Recycled Materials Creation Class at Art Camp 2012

Each day we had a different reflection, a different art project, a different experience and a different way of getting to know each kid.  We enjoyed their laughing, their talents, their creativity and their huge smiles.  Most importantly, each day, we had an opportunity to change someone’s life.  Art Camp was an opportunity to make a difference in their lives and make the kids realize how incredible they are.  When the kids created their dream houses, they didn’t ask for a huge house with plasma TV’s, all they wanted was an opportunity or for someone to believe in them and show them how far they can succeed.

Recycled Materials Creation Class at Art Camp 2012

At the end of the day if God carried a huge cross for our sins, and for us to live this amazing life, we can help someone carry their own cross; their heavy and painful cross.  Together our cross will never be heavy, because we have someone helping us.  We have the ability to change someone’s life, so what better way to change this world than by helping a kid with a huge cross?

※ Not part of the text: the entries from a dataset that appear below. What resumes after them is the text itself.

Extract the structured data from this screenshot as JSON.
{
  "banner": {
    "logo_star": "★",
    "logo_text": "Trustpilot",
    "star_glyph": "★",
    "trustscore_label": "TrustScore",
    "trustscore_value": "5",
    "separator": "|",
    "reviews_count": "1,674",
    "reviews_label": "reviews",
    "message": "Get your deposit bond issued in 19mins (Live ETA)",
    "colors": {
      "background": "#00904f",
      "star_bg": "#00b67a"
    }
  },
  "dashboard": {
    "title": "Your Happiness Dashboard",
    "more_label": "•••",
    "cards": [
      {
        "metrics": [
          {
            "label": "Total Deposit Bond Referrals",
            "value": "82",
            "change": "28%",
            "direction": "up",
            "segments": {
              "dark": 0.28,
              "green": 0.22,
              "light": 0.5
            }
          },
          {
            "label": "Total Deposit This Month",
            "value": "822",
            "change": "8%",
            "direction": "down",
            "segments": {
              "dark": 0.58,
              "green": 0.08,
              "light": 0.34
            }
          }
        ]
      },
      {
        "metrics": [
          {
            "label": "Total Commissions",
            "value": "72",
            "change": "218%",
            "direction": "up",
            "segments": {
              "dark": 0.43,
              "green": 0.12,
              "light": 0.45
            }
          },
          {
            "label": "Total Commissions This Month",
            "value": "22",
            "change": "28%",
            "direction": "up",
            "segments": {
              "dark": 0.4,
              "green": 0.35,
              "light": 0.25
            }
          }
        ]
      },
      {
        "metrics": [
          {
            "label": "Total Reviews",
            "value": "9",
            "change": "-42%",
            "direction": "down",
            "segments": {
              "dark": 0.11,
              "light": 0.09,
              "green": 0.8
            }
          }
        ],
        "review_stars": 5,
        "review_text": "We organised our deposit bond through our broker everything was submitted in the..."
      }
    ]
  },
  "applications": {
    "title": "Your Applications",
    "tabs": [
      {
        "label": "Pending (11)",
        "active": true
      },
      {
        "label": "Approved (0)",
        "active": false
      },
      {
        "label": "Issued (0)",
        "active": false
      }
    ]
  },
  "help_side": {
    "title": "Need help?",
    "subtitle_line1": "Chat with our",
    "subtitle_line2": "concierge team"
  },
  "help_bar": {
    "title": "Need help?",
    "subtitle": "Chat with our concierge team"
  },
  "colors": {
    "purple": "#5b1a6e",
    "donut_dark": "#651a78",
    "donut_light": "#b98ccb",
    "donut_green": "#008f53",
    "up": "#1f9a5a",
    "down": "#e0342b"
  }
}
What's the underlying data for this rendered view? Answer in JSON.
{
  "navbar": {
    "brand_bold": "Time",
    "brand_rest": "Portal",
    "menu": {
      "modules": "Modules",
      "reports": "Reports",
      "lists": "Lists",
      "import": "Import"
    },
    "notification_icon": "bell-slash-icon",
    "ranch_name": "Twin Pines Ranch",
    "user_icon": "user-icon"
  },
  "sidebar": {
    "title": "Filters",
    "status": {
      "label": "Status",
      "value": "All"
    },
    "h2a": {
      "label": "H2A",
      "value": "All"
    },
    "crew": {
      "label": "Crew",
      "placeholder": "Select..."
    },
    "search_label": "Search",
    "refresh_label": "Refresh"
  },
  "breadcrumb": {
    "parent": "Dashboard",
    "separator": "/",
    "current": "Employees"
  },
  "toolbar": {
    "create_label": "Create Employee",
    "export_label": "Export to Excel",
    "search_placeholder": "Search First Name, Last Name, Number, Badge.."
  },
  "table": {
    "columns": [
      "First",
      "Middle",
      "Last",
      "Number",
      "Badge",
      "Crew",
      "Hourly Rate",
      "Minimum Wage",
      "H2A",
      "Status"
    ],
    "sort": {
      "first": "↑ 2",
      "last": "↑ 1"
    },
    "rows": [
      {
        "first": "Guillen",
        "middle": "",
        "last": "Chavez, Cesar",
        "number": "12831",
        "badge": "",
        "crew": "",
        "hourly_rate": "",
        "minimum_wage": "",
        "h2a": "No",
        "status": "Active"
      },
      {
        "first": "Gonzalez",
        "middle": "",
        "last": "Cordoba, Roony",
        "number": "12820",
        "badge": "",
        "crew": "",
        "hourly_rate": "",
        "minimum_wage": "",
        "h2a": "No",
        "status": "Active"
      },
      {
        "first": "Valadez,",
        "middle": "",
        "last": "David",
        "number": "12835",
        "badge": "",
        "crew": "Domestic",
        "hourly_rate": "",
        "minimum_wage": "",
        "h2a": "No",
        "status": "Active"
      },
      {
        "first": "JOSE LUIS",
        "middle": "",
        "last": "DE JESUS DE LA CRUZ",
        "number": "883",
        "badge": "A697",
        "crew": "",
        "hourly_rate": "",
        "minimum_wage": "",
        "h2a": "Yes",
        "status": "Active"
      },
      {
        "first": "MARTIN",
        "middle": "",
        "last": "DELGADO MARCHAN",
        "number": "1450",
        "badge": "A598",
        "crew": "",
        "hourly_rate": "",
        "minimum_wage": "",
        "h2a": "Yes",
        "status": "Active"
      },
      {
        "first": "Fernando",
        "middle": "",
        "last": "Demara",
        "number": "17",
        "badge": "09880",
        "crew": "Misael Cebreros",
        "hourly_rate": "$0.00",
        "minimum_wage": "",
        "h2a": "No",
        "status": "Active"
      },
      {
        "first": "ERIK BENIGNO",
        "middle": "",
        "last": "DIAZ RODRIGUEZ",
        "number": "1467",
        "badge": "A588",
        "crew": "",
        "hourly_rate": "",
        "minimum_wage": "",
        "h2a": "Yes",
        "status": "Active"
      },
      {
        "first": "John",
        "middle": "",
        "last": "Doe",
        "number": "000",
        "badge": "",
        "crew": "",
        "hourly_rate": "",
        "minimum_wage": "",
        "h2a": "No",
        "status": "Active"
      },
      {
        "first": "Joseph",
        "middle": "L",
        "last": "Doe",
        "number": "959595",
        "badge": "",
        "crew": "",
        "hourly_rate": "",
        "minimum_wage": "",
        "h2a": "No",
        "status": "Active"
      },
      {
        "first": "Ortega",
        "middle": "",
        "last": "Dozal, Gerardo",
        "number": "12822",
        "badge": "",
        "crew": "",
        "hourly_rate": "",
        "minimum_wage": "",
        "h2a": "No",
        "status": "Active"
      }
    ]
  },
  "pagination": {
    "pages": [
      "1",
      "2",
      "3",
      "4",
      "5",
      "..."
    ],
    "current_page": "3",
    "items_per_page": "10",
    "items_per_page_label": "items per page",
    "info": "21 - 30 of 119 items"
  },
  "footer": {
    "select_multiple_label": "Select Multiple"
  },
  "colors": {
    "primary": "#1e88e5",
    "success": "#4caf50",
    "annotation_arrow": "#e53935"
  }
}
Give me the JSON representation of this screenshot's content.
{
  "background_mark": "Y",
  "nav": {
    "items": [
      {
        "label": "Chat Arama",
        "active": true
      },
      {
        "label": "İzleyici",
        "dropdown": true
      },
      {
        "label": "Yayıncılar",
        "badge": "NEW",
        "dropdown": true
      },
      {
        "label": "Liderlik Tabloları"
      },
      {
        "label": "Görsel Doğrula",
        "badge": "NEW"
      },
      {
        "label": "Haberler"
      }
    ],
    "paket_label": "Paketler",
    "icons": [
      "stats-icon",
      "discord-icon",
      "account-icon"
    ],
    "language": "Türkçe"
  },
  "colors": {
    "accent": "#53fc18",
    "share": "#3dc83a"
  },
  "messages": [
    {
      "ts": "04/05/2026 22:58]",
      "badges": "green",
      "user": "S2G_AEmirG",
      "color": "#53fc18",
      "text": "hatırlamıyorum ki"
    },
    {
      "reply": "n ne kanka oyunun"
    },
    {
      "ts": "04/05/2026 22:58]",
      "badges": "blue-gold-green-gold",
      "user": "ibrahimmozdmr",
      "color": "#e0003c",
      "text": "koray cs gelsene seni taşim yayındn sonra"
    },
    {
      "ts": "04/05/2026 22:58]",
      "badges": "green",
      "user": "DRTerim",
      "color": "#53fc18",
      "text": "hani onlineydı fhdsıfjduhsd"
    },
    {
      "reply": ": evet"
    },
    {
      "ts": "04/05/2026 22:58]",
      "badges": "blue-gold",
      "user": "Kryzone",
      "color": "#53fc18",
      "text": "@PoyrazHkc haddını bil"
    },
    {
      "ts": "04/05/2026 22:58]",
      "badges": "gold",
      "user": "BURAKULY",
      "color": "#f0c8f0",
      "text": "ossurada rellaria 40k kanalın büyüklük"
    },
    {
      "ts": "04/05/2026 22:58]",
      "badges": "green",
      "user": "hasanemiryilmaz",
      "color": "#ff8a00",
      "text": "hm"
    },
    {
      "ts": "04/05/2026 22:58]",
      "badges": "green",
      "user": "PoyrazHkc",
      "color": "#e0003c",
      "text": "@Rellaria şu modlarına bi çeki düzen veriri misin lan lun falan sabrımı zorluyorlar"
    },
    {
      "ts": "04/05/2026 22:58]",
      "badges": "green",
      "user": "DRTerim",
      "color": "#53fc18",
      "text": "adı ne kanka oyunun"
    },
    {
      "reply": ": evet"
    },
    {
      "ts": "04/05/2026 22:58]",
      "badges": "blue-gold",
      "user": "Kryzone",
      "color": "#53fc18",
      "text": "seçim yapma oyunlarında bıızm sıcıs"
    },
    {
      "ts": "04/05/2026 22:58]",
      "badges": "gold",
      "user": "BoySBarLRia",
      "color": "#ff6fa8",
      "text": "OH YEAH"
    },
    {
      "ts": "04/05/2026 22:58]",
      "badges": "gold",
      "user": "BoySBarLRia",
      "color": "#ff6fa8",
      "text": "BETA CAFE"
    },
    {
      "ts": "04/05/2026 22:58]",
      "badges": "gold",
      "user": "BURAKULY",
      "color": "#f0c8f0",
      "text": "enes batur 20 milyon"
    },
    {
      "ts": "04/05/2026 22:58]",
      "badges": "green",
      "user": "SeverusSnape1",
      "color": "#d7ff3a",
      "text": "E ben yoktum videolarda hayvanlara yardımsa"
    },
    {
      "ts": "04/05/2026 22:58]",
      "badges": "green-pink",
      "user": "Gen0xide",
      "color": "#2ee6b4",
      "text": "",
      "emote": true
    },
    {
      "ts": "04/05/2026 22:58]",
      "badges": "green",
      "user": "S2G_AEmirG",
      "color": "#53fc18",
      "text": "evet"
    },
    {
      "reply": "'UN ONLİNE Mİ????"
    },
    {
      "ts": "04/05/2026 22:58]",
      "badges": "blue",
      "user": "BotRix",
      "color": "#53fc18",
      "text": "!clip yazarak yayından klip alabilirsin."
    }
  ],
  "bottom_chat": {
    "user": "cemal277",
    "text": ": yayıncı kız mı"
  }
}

I guess all we need is to create, to believe and to act.

Recycled Materials Creation Class at Art Camp 2012

Written by Marcela Olivet

Photography by Sara Harper

 

2012 was a year of adventure and blessing for Athentikos

2012 Athentikos Collage

We are grateful to be able to share the journey of 2012 with you:

  • Athentikos took a risk and began production
    on the Becoming Fools documentary without full funding, believing God
    would provide. As of December 2012, the film is 75% complete.
  • Athentikos was blessed with our first production intern, Brandon Rojano.
  • In June, Athentikos partnered with Guatemalan Churches, NGO’s, Local and Federal Government in a consultation event to explore homelessness and present an official report to the Guatemalan Government.
  • In June, homeless youth shared their story through a theatrical performance in front of over 400 people in Guatemala’s historic Teatro Abril.
  • Athentikos served on a leadership team with Lemonade International & Vidas Plenas to host an annual Art Camp
    for 100 at-risk kids in the community of La Limonada. Guatemala.
    Athentikos provided over 70% of the funding through individual donations
    and a grant given by LEGO.

Stories inspire change and hope. We are thankful to be
able to share these incredible blessings from 2012! They would not be
possible without you! Please help Athentikos continue to inspire through
the art of story by giving a tax-deductible gift of $50, $100, $200 or
more. Your investment will be exponentially returned as it inspires through the art of story throughout 2013 and years to come!

Thank you for believing with us and generously sharing your time, talent
and treasure! We are all part of this story to inspire together!

Help us inspire hope by giving a tax-deductible donation.

Please give online today or send a check to:

Athentikos PO Box 1902 Springhill, TN 37174

Thank you,

Scott & Amelia Moore

www.athentikos.com